How to Read Your Opponents in Poker
Poker is a card game that is played between two or more players and is typically for real money. It is a game of skill, luck, and psychology, with the player trying to form a winning hand by making bets based on their knowledge of the other players at the table. Poker has a number of different forms, but the ideal number of players is 6 or 7. The game can be played for fun, recreation, or profit.
To learn the game, it is helpful to start off slow and play in a low stakes environment. You will be able to see what hands your opponents are playing and observe their tendencies more easily when you don’t have to risk any significant amounts of money. In addition, starting off conservative will help you develop your fundamentals and keep you from dumping too much money.
Once you have the fundamentals down, it’s time to start paying attention to your opponents. This is an important part of the game and can be a huge advantage for you. A lot of the information you get about your opponent’s hands comes from their betting patterns. For example, if a player is constantly raising then they probably have some pretty strong hands and you should consider raising as well. On the other hand, if a player is folding a ton then you should probably fold as well.
Another important aspect of reading your opponents is understanding their ranges. This is a little complicated but basically you work out the set of hands that your opponent could have and then use that information to make decisions about what kind of bets you should make. This is an essential skill for limiting your losses and making a profit.
The final aspect of reading your opponents is knowing how to play the cards that you have. This means knowing when to call, raise, or fold. It also involves knowing when to bluff and how often to bluff. You can practice this by observing experienced players and thinking about how you would react in their position to build your instincts.
A big mistake that many new players make is not playing against better players enough. It’s not enough to be better than half the table, you need to be better than 90% of the table if you want to have a profitable poker career. This is why it’s so important to leave your ego at the door and only play against people that are better than you.

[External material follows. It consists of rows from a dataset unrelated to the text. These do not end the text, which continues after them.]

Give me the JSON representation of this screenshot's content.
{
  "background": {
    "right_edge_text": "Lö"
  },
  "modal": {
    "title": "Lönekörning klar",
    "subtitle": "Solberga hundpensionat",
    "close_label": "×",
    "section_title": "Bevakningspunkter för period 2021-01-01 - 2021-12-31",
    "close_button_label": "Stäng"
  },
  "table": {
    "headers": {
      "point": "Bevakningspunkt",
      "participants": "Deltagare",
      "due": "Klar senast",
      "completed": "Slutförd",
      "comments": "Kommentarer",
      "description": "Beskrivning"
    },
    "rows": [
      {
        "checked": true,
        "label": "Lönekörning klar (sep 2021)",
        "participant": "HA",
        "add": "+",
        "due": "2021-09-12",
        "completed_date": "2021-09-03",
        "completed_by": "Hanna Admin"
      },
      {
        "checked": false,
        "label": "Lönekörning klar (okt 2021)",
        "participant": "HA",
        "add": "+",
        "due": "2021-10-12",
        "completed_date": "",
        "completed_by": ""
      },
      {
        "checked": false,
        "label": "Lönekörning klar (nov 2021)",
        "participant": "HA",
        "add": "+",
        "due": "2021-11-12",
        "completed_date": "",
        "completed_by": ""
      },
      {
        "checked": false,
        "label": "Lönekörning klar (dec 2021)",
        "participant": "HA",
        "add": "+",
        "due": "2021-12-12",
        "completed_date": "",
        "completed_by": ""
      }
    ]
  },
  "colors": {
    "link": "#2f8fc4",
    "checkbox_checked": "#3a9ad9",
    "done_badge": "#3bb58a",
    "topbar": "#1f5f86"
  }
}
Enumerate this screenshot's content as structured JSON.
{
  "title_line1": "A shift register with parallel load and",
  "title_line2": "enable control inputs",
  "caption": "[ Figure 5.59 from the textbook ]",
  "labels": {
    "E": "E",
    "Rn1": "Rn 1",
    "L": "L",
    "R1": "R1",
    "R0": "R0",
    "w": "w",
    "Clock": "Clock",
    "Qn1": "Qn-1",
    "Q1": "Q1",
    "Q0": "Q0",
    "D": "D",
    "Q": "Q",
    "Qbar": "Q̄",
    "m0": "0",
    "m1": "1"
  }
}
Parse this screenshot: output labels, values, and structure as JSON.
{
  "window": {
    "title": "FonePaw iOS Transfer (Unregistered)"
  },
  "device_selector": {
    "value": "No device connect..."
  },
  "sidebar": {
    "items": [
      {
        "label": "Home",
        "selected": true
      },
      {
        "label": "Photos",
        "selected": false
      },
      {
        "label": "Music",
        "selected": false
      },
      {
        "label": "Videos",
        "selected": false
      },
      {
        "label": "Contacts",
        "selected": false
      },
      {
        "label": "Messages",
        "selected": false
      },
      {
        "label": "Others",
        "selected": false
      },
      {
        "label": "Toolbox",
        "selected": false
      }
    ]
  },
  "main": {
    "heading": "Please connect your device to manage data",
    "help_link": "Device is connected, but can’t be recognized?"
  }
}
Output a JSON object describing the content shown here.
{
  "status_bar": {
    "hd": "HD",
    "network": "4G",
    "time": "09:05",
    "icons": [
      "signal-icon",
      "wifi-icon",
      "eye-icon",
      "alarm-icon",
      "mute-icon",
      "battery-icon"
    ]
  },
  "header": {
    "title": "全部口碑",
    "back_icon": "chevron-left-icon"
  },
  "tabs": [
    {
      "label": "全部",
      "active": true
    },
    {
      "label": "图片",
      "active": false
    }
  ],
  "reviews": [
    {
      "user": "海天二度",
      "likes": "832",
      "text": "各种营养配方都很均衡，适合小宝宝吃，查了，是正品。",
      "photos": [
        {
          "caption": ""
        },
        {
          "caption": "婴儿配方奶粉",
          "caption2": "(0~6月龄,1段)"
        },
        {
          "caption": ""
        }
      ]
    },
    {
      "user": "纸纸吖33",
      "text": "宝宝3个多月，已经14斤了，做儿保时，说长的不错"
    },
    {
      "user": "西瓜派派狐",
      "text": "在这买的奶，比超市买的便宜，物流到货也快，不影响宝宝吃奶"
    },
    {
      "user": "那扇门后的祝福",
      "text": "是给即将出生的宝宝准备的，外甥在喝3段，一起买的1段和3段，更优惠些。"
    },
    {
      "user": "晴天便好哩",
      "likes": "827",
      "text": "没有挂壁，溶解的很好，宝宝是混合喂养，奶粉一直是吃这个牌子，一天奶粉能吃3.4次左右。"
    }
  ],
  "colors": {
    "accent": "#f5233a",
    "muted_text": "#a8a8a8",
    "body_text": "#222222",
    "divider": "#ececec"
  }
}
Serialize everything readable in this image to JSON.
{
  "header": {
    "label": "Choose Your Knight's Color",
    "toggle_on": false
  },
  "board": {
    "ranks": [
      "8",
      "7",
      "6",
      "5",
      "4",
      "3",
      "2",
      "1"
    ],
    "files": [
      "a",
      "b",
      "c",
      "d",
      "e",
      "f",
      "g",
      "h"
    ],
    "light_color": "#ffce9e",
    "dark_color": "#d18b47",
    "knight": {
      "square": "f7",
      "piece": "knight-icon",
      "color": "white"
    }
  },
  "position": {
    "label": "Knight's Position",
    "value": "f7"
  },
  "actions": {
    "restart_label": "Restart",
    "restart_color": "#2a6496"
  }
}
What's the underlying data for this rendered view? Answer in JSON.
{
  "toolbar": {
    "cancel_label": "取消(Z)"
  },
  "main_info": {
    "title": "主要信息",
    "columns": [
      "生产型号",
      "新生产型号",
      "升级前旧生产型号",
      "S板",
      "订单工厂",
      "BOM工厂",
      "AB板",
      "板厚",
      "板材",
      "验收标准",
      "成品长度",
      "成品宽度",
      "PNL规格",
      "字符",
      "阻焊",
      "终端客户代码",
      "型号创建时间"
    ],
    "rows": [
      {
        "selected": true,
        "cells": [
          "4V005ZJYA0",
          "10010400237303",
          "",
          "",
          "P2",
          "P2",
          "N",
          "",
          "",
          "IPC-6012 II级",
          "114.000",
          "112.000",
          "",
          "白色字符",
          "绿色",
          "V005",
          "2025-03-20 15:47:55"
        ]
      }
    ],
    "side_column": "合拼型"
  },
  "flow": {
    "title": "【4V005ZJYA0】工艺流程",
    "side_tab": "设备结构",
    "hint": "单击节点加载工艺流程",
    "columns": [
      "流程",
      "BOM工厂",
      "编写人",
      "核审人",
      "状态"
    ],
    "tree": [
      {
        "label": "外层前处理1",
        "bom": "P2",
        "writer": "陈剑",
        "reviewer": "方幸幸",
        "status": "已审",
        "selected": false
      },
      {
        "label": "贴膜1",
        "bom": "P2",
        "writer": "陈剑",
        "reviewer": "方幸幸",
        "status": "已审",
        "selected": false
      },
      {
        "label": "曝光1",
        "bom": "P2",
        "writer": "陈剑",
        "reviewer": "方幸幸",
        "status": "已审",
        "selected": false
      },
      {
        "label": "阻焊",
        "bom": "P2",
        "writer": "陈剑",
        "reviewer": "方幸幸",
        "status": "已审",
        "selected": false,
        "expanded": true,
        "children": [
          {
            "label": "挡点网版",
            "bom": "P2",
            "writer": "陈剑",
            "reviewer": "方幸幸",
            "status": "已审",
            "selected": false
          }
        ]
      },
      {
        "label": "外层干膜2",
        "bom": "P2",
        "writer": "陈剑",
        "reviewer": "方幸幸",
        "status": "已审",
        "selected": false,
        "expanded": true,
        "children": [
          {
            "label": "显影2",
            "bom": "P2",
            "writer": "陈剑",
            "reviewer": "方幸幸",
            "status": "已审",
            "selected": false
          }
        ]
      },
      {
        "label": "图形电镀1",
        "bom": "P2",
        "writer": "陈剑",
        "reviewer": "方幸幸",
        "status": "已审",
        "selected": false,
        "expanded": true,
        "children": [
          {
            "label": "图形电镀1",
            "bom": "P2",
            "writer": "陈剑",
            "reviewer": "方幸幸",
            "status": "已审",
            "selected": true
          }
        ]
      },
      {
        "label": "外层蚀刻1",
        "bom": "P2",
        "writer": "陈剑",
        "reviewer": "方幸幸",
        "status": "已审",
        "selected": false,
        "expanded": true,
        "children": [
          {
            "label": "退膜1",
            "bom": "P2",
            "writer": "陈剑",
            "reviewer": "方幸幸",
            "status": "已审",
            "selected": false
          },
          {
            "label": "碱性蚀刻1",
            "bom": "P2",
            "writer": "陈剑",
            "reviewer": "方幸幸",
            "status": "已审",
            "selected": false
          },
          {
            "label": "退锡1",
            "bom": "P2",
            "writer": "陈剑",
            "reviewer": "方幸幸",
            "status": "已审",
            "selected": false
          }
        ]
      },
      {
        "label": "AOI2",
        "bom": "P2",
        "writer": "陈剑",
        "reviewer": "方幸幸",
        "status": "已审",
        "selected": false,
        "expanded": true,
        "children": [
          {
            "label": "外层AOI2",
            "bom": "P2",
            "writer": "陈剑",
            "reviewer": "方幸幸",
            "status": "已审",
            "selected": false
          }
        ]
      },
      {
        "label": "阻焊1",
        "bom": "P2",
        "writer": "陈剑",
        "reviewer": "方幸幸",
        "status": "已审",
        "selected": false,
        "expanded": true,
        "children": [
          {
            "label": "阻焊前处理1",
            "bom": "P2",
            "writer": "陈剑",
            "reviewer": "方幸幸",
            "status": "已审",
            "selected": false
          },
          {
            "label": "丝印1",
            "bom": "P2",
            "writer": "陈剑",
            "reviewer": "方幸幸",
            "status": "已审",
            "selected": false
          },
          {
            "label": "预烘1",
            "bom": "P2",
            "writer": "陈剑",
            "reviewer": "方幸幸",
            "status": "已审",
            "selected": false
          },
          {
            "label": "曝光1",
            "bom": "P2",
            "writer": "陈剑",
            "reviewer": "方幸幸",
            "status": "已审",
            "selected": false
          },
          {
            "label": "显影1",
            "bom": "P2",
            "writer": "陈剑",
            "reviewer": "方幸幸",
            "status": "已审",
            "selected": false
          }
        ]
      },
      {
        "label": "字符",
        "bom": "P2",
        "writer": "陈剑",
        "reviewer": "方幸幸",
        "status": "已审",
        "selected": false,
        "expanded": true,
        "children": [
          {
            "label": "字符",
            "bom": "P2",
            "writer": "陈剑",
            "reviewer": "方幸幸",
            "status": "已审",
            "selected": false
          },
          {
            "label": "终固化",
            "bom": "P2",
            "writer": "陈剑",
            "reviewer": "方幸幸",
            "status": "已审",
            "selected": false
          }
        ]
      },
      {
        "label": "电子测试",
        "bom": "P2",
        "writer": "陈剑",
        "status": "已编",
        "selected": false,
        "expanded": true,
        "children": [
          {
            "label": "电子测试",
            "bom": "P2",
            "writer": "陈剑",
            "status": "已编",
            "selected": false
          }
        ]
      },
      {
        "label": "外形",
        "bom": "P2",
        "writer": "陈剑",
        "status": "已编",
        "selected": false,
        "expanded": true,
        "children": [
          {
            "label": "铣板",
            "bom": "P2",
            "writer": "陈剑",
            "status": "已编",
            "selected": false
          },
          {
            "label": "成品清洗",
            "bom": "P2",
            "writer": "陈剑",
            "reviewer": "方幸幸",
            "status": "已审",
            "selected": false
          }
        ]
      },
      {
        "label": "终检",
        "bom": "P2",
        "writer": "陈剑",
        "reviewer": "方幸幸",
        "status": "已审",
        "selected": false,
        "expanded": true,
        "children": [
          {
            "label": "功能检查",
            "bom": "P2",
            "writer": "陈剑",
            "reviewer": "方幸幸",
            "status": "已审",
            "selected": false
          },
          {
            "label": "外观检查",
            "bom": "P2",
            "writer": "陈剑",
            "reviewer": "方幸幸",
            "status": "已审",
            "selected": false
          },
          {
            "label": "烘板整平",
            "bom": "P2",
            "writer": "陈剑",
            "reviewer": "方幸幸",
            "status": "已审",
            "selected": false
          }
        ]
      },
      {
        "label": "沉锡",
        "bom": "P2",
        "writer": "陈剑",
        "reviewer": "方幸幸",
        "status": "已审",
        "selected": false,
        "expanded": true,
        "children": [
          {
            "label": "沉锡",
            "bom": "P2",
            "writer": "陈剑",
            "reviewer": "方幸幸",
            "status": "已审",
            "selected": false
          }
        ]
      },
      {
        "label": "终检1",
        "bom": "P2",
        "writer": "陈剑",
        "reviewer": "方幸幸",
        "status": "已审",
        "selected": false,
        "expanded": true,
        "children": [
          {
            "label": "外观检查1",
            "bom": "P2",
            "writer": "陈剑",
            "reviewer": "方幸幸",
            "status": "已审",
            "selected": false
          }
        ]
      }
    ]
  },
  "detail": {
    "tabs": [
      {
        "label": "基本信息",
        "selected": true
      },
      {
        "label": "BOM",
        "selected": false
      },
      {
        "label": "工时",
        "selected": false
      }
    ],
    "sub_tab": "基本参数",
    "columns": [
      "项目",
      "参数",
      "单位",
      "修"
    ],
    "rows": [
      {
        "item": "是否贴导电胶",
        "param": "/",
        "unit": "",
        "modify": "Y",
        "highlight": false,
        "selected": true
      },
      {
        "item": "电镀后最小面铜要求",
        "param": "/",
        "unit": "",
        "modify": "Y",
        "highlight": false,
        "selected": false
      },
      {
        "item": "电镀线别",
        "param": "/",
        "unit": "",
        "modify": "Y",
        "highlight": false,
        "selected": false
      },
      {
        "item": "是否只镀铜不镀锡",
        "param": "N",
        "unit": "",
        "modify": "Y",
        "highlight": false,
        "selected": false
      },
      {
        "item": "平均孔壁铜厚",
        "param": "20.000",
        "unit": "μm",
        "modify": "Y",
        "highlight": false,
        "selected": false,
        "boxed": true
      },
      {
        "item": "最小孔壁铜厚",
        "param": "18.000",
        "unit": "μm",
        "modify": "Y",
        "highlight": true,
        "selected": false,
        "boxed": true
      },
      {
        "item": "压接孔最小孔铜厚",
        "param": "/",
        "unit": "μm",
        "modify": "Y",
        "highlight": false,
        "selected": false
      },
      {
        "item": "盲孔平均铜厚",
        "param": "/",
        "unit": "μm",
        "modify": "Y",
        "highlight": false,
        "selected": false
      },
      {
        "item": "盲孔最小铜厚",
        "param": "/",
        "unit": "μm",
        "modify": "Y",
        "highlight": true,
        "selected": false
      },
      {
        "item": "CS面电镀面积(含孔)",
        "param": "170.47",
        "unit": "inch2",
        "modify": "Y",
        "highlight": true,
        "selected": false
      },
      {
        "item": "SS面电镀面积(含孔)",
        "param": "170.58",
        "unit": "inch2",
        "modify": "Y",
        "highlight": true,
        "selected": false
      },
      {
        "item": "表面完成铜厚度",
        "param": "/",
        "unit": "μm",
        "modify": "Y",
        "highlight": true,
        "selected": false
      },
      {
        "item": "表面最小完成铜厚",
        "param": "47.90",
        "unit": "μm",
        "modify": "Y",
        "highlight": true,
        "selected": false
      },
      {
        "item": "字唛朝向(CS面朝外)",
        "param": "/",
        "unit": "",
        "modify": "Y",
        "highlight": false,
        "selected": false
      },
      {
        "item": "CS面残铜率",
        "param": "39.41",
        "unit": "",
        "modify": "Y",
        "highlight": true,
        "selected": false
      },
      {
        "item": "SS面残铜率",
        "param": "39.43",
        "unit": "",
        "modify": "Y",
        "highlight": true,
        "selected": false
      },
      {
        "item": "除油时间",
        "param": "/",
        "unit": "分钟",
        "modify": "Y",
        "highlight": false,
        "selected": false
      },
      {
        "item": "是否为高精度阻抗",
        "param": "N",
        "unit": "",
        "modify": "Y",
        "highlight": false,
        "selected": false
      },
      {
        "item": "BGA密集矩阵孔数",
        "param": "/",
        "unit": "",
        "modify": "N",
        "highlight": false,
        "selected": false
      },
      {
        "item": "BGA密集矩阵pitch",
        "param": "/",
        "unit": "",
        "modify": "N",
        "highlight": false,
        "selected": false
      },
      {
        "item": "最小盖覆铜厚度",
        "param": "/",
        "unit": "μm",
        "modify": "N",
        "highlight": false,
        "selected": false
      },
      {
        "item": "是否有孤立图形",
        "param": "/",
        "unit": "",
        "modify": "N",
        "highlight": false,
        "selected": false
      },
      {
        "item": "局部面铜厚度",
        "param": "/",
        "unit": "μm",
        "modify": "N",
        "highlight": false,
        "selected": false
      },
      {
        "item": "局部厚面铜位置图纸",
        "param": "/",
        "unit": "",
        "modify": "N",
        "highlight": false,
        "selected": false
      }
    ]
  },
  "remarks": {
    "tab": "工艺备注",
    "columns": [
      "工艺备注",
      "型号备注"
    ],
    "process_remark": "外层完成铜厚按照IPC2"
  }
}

Finally, if you aren’t having fun or enjoying the game then it isn’t worth it. There are too many other games that you can play for a better profit than poker. If you do decide to play poker for money, then be sure to study your game and always make sure to play against better players. This will ensure that you are making a good profit over the long term and not giving away your hard earned money to the bad players at the table.